=== Begin Enclosure ===

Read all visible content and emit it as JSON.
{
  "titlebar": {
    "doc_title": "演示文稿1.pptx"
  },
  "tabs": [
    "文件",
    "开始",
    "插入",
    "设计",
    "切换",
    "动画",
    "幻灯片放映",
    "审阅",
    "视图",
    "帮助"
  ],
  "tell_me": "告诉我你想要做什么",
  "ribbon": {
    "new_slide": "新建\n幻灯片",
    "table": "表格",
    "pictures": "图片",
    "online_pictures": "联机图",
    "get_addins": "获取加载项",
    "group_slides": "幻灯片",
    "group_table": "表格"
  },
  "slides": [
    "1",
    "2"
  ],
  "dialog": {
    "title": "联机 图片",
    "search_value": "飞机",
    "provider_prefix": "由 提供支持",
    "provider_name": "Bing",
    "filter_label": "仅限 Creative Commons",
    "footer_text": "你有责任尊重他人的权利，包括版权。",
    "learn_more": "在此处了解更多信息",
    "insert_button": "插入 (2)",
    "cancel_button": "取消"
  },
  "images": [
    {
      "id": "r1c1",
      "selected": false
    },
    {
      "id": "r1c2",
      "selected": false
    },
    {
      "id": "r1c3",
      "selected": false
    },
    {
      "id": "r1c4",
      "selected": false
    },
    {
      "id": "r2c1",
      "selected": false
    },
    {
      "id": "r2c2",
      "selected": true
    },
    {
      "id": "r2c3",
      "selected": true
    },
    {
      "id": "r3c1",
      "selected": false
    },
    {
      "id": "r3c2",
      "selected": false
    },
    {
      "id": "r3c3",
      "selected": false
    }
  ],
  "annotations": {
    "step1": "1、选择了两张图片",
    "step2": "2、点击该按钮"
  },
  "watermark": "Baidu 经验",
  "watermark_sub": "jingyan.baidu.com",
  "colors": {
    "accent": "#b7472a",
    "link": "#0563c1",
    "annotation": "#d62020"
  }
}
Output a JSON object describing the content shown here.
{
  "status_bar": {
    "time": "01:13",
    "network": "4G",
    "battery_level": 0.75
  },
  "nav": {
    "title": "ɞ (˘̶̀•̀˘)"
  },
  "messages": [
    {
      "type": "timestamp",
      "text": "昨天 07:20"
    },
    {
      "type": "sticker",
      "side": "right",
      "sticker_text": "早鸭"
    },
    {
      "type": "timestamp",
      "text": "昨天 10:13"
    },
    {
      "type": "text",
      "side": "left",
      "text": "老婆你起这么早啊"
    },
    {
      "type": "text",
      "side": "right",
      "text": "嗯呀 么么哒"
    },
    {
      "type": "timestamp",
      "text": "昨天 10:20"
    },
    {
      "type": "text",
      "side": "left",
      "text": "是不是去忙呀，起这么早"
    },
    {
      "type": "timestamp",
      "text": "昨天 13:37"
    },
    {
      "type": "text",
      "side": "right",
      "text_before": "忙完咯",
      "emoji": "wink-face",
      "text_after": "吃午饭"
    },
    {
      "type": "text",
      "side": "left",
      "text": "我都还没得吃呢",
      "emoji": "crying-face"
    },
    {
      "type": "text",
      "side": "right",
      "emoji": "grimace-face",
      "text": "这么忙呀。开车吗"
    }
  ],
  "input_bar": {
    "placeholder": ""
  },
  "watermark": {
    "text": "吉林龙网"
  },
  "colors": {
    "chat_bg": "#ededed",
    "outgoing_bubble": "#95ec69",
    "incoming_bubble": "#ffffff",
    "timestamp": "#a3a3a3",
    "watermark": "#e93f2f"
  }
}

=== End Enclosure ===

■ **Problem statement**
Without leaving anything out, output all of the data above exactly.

■ **Finished task**
Read all visible content and emit it as JSON.
{
  "titlebar": {
    "doc_title": "演示文稿1.pptx"
  },
  "tabs": [
    "文件",
    "开始",
    "插入",
    "设计",
    "切换",
    "动画",
    "幻灯片放映",
    "审阅",
    "视图",
    "帮助"
  ],
  "tell_me": "告诉我你想要做什么",
  "ribbon": {
    "new_slide": "新建\n幻灯片",
    "table": "表格",
    "pictures": "图片",
    "online_pictures": "联机图",
    "get_addins": "获取加载项",
    "group_slides": "幻灯片",
    "group_table": "表格"
  },
  "slides": [
    "1",
    "2"
  ],
  "dialog": {
    "title": "联机 图片",
    "search_value": "飞机",
    "provider_prefix": "由 提供支持",
    "provider_name": "Bing",
    "filter_label": "仅限 Creative Commons",
    "footer_text": "你有责任尊重他人的权利，包括版权。",
    "learn_more": "在此处了解更多信息",
    "insert_button": "插入 (2)",
    "cancel_button": "取消"
  },
  "images": [
    {
      "id": "r1c1",
      "selected": false
    },
    {
      "id": "r1c2",
      "selected": false
    },
    {
      "id": "r1c3",
      "selected": false
    },
    {
      "id": "r1c4",
      "selected": false
    },
    {
      "id": "r2c1",
      "selected": false
    },
    {
      "id": "r2c2",
      "selected": true
    },
    {
      "id": "r2c3",
      "selected": true
    },
    {
      "id": "r3c1",
      "selected": false
    },
    {
      "id": "r3c2",
      "selected": false
    },
    {
      "id": "r3c3",
      "selected": false
    }
  ],
  "annotations": {
    "step1": "1、选择了两张图片",
    "step2": "2、点击该按钮"
  },
  "watermark": "Baidu 经验",
  "watermark_sub": "jingyan.baidu.com",
  "colors": {
    "accent": "#b7472a",
    "link": "#0563c1",
    "annotation": "#d62020"
  }
}
Output a JSON object describing the content shown here.
{
  "status_bar": {
    "time": "01:13",
    "network": "4G",
    "battery_level": 0.75
  },
  "nav": {
    "title": "ɞ (˘̶̀•̀˘)"
  },
  "messages": [
    {
      "type": "timestamp",
      "text": "昨天 07:20"
    },
    {
      "type": "sticker",
      "side": "right",
      "sticker_text": "早鸭"
    },
    {
      "type": "timestamp",
      "text": "昨天 10:13"
    },
    {
      "type": "text",
      "side": "left",
      "text": "老婆你起这么早啊"
    },
    {
      "type": "text",
      "side": "right",
      "text": "嗯呀 么么哒"
    },
    {
      "type": "timestamp",
      "text": "昨天 10:20"
    },
    {
      "type": "text",
      "side": "left",
      "text": "是不是去忙呀，起这么早"
    },
    {
      "type": "timestamp",
      "text": "昨天 13:37"
    },
    {
      "type": "text",
      "side": "right",
      "text_before": "忙完咯",
      "emoji": "wink-face",
      "text_after": "吃午饭"
    },
    {
      "type": "text",
      "side": "left",
      "text": "我都还没得吃呢",
      "emoji": "crying-face"
    },
    {
      "type": "text",
      "side": "right",
      "emoji": "grimace-face",
      "text": "这么忙呀。开车吗"
    }
  ],
  "input_bar": {
    "placeholder": ""
  },
  "watermark": {
    "text": "吉林龙网"
  },
  "colors": {
    "chat_bg": "#ededed",
    "outgoing_bubble": "#95ec69",
    "incoming_bubble": "#ffffff",
    "timestamp": "#a3a3a3",
    "watermark": "#e93f2f"
  }
}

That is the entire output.